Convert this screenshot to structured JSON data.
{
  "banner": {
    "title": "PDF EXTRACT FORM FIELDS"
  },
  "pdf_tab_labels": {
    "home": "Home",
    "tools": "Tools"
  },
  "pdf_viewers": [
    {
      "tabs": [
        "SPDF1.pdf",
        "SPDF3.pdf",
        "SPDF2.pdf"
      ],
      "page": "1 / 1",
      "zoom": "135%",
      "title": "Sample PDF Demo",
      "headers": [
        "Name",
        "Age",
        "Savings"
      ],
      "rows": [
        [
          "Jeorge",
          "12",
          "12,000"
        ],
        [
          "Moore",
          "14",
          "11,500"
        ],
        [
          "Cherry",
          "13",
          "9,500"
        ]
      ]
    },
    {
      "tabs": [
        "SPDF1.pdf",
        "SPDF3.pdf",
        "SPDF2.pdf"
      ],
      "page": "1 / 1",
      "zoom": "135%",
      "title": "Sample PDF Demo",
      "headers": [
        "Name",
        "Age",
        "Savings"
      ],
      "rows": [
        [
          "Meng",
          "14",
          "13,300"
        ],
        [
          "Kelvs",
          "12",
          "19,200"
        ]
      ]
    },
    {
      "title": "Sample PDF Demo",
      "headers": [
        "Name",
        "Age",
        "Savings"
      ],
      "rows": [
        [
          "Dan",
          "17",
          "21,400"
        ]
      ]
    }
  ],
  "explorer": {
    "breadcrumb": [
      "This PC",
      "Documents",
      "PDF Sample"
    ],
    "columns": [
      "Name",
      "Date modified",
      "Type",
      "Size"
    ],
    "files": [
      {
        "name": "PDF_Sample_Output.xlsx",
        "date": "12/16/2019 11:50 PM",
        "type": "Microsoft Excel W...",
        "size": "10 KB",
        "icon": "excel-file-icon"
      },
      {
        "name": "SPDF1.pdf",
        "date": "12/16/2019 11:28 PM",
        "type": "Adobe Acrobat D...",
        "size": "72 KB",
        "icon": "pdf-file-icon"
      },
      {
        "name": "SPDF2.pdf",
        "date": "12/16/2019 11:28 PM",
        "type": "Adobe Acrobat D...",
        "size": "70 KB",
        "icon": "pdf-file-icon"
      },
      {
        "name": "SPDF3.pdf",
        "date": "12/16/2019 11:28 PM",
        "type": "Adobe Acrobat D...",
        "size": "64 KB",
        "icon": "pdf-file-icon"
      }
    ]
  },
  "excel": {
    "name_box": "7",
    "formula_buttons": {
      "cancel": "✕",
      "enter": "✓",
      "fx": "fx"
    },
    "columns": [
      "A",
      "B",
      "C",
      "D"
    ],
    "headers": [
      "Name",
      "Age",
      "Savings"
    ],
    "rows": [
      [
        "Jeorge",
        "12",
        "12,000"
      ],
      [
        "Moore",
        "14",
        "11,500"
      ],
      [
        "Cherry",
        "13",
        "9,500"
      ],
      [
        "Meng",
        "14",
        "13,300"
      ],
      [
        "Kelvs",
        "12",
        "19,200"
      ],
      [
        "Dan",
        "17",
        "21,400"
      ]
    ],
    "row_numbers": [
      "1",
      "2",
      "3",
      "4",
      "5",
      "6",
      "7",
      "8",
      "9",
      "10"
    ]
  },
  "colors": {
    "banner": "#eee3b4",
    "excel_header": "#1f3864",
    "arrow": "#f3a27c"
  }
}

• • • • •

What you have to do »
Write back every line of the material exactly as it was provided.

Answer box »
Convert this screenshot to structured JSON data.
{
  "banner": {
    "title": "PDF EXTRACT FORM FIELDS"
  },
  "pdf_tab_labels": {
    "home": "Home",
    "tools": "Tools"
  },
  "pdf_viewers": [
    {
      "tabs": [
        "SPDF1.pdf",
        "SPDF3.pdf",
        "SPDF2.pdf"
      ],
      "page": "1 / 1",
      "zoom": "135%",
      "title": "Sample PDF Demo",
      "headers": [
        "Name",
        "Age",
        "Savings"
      ],
      "rows": [
        [
          "Jeorge",
          "12",
          "12,000"
        ],
        [
          "Moore",
          "14",
          "11,500"
        ],
        [
          "Cherry",
          "13",
          "9,500"
        ]
      ]
    },
    {
      "tabs": [
        "SPDF1.pdf",
        "SPDF3.pdf",
        "SPDF2.pdf"
      ],
      "page": "1 / 1",
      "zoom": "135%",
      "title": "Sample PDF Demo",
      "headers": [
        "Name",
        "Age",
        "Savings"
      ],
      "rows": [
        [
          "Meng",
          "14",
          "13,300"
        ],
        [
          "Kelvs",
          "12",
          "19,200"
        ]
      ]
    },
    {
      "title": "Sample PDF Demo",
      "headers": [
        "Name",
        "Age",
        "Savings"
      ],
      "rows": [
        [
          "Dan",
          "17",
          "21,400"
        ]
      ]
    }
  ],
  "explorer": {
    "breadcrumb": [
      "This PC",
      "Documents",
      "PDF Sample"
    ],
    "columns": [
      "Name",
      "Date modified",
      "Type",
      "Size"
    ],
    "files": [
      {
        "name": "PDF_Sample_Output.xlsx",
        "date": "12/16/2019 11:50 PM",
        "type": "Microsoft Excel W...",
        "size": "10 KB",
        "icon": "excel-file-icon"
      },
      {
        "name": "SPDF1.pdf",
        "date": "12/16/2019 11:28 PM",
        "type": "Adobe Acrobat D...",
        "size": "72 KB",
        "icon": "pdf-file-icon"
      },
      {
        "name": "SPDF2.pdf",
        "date": "12/16/2019 11:28 PM",
        "type": "Adobe Acrobat D...",
        "size": "70 KB",
        "icon": "pdf-file-icon"
      },
      {
        "name": "SPDF3.pdf",
        "date": "12/16/2019 11:28 PM",
        "type": "Adobe Acrobat D...",
        "size": "64 KB",
        "icon": "pdf-file-icon"
      }
    ]
  },
  "excel": {
    "name_box": "7",
    "formula_buttons": {
      "cancel": "✕",
      "enter": "✓",
      "fx": "fx"
    },
    "columns": [
      "A",
      "B",
      "C",
      "D"
    ],
    "headers": [
      "Name",
      "Age",
      "Savings"
    ],
    "rows": [
      [
        "Jeorge",
        "12",
        "12,000"
      ],
      [
        "Moore",
        "14",
        "11,500"
      ],
      [
        "Cherry",
        "13",
        "9,500"
      ],
      [
        "Meng",
        "14",
        "13,300"
      ],
      [
        "Kelvs",
        "12",
        "19,200"
      ],
      [
        "Dan",
        "17",
        "21,400"
      ]
    ],
    "row_numbers": [
      "1",
      "2",
      "3",
      "4",
      "5",
      "6",
      "7",
      "8",
      "9",
      "10"
    ]
  },
  "colors": {
    "banner": "#eee3b4",
    "excel_header": "#1f3864",
    "arrow": "#f3a27c"
  }
}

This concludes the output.